That being said, of course there are things I pay special attention to, and I think they have to do with the difference phases of the animation process. When I am working on blocking, my mental checklist is something like: Is the idea clear? Is the character consistent and are his motivations and thought processes coming across clearly? Are the poses solid?
For the poses, I usually check the line of action, silhouette, twinning, balance, asymmetry, and contrast. When blocking, I also pay attention to the rhythm and phrasing of the scene, just like I would with a piece of music.
Then let's say that my blocking was approved, and the scene is going to be taken from blocking to first animation. In this phase, I usually work on my holds and my transitions. Timing, spacing and arcs are areas that I pay special attention to. I make sure the weight shifts read right. Then I start to break things down, adding overlapping and more detail here and there, until everything flows nicely. If it is a character with hands and a face, I block them and on the first pass animation I add more detail – finessing the hand poses, maybe adding a blink here and there, maybe sculpting the important face moments more. This will of course vary a bit – if the shot is a close up, for example, there will be a lot more face work from the get-go on blocking. Anyway, I think you got the idea so far. I would keep working on my transitions and holds, spacing and arcs, weight and fluency, and getting the acting as nailed as possible.
For the polishing phase, if things are going well, that is the time to make all the details come together. I carefully check the lip sync, and work any areas that need a bit more punch, contrast or clarity. Face animation is refined during this time. I refine the hands until they are completely done. I make sure the overlap and flexibility of the character is working properly – things like dangling ears, tails, clothing – it all has to work perfectly. I also check for any intersections and basically “clean the scene” before sending it to the lighters.

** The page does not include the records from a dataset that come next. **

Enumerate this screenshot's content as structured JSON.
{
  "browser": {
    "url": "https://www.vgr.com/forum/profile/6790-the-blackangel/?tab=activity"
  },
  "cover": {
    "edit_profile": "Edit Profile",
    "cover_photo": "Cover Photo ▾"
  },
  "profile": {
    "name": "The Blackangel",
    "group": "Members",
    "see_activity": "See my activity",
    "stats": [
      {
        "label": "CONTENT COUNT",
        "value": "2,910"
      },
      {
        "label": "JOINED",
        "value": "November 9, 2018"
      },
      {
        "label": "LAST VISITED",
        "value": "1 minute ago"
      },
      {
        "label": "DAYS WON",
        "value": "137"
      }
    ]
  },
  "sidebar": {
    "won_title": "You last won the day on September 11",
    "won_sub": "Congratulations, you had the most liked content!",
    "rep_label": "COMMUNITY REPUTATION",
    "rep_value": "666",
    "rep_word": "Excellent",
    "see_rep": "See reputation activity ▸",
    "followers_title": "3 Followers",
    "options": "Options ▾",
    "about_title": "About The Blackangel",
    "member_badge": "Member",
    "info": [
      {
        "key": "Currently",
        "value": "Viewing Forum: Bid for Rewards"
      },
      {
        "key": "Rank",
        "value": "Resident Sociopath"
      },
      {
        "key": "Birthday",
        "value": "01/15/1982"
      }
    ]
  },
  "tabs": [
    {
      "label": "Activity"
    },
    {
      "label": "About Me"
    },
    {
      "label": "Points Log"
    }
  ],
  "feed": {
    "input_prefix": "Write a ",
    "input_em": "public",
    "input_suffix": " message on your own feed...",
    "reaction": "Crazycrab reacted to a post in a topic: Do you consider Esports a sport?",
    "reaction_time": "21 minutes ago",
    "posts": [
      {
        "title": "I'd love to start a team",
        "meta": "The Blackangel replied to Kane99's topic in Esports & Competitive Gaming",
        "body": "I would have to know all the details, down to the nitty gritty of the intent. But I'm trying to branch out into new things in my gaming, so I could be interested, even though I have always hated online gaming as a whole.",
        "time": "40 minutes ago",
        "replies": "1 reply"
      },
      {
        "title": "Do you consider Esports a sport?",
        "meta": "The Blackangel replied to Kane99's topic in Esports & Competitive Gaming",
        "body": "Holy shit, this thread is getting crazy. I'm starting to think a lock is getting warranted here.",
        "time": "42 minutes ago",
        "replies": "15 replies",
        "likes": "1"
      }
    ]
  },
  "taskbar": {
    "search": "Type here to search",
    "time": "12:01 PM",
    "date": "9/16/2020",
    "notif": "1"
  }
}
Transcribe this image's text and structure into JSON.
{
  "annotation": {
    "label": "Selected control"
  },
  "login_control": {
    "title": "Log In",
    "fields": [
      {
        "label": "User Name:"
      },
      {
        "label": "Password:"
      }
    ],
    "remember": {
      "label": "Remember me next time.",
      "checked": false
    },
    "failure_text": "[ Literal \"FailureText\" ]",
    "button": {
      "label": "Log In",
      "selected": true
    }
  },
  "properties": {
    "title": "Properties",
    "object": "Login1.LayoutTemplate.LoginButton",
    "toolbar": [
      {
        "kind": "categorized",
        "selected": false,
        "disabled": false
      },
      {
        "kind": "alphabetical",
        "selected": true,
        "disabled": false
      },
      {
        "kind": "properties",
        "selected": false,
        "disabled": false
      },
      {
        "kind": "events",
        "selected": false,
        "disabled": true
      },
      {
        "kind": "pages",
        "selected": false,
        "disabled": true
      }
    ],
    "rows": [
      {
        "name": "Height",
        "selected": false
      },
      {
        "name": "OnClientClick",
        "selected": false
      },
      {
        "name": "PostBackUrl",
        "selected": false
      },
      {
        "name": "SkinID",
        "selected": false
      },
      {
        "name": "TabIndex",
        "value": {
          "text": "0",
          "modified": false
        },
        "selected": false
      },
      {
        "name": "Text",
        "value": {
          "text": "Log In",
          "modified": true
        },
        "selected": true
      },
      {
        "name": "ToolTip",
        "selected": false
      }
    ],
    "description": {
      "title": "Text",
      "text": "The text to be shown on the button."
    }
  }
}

The process varies a bit from scene to scene, and depends on the evolution of the shot -- the feedback I am receiving, how the scene is fitting in the cut with the scene that comes before and after, the technical challenges of each particular scene, etc. But I guess what I described above is more or less what goes on in my mind as I work on a shot.